Fiat began accumulating Chrysler stock in mid-2009 as part of a rescue of the automaker back by the U.S. and Canadian governments following the global recession. The Italian company's stake increased to 58.5 percent, with the VEBA holding the remaining 41.5 percent.
The two owners spent a year and a half in a dispute over how to value the trust's stake, resolving the question in a deal reached in the closing days of 2013.
Fiat's board is set to meet Jan. 29 to lay out terms of merging the two carmakers, including the corporate organization and the location of its headquarters and main stock listing, Elkann said last week in Detroit. The combined company's name will include Fiat and Chrysler. A three-year business plan will be presented in May.
Marchionne said at the Jan. 13 briefing that the U.S. has a "large claim" as the headquarters site, and that he favors New York as the primary listing for the group, which would also be traded on a second stock exchange.
The new entity is comprised of the Italian manufacturer's mass-market Fiat and Lancia brands and its upscale Alfa Romeo, Maserati and Ferrari marques, along with the U.S. company's Chrysler and Dodge volume units and SUV producer Jeep.
Models brought out by the carmakers in the past year include the Alfa Romeo 4C sports car; the Jeep Cherokee, which went on the market two months ago; and Maserati's Ghibli, the division's first mid-sized sedan.
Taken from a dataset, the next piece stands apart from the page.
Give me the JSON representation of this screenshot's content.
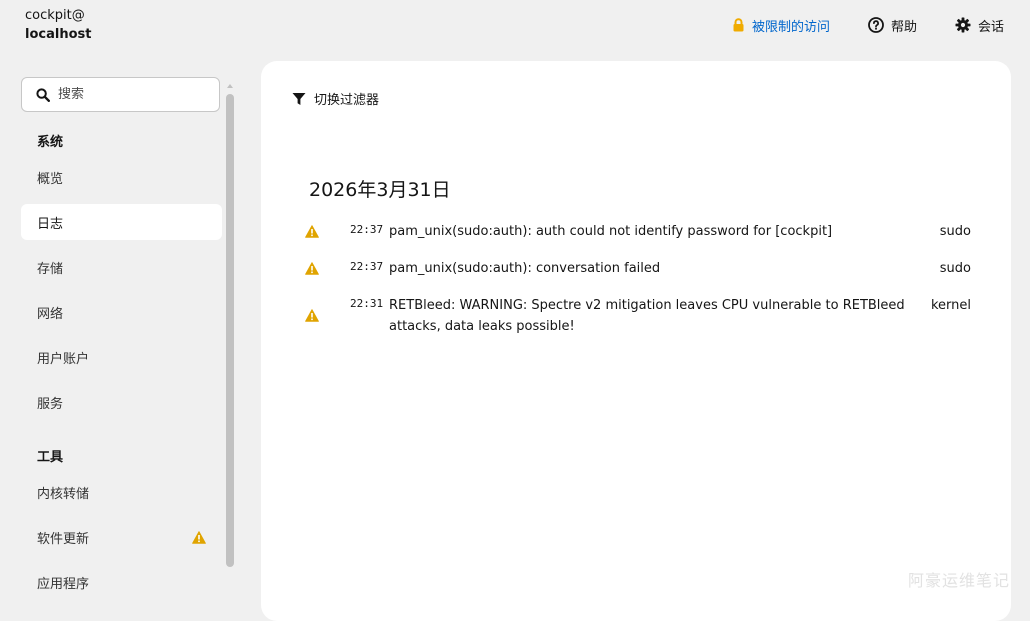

Chrysler used the Detroit show to introduce a new version of its mid-sized 200 sedan.
Fiat is planning to spend as much as 9 billion euros ($12 billion) to develop and assemble vehicles in Italy, people familiar with the project said late in 2013. The program would focus the Fiat line on variants of the trendy 500 subcompact and budget-oriented Panda small car while eliminating the compact Punto hatchback, and would create a convertible version of Alfa's 4C, according to the people.
Marchionne said at the Detroit auto show that, once the Chrysler combination is complete, Fiat would be open to additional partnerships with other carmakers, such as PSA Peugeot Citroen and Suzuki Motor Corp. There's less urgency in taking such a step now that the Italian-U.S. company has "the credentials to be at the table" with the other top global automakers, he said.
Reuters and Bloomberg contributed to this report.
Fiat S.p.A. completes acquisition of remaining equity interests in Chrysler Group LLC from VEBA Trust
Fiat S.p.A. ("Fiat") through its wholly owned subsidiary, Fiat North America LLC ("FNA"), today completed its previously announced acquisition of all of the VEBA Trust's membership interests in Chrysler Group LLC ("Chrysler Group"). Chrysler Group is now a wholly-owned subsidiary of Fiat. The consideration for the acquisition consisted of:
• a special distribution paid by Chrysler Group to its members on January 21, 2014 of U.S.$1,900 million (FNA directed its portion of the special distribution to the VEBA Trust as part of the purchase consideration); and
• a cash payment by FNA to the VEBA Trust of U.S.$1,750 million.
Fiat funded the U.S.$1,750 million payment from available cash on hand. Chrysler Group funded the special distribution from available cash on hand.
As previously announced, contemporaneously with the transactions described above, Chrysler Group and the International Union, United Automobile, Aerospace and Agricultural Implement Workers of America (the "UAW") entered into a Memorandum of Understanding under Chrysler Group's existing collective bargaining agreements to provide for additional contributions by Chrysler Group to the VEBA Trust of an aggregate of U.S.$700 million in four equal annual installments, the first of which was paid in connection with closing of the transaction with Fiat.
As part of the transactions and as promptly as practicable, FNA and the VEBA Trust will dismiss with prejudice the proceedings before the Delaware Court of Chancery with respect to the interpretation of the call option agreement.
Turin, January 21, 2014Contact Automotive News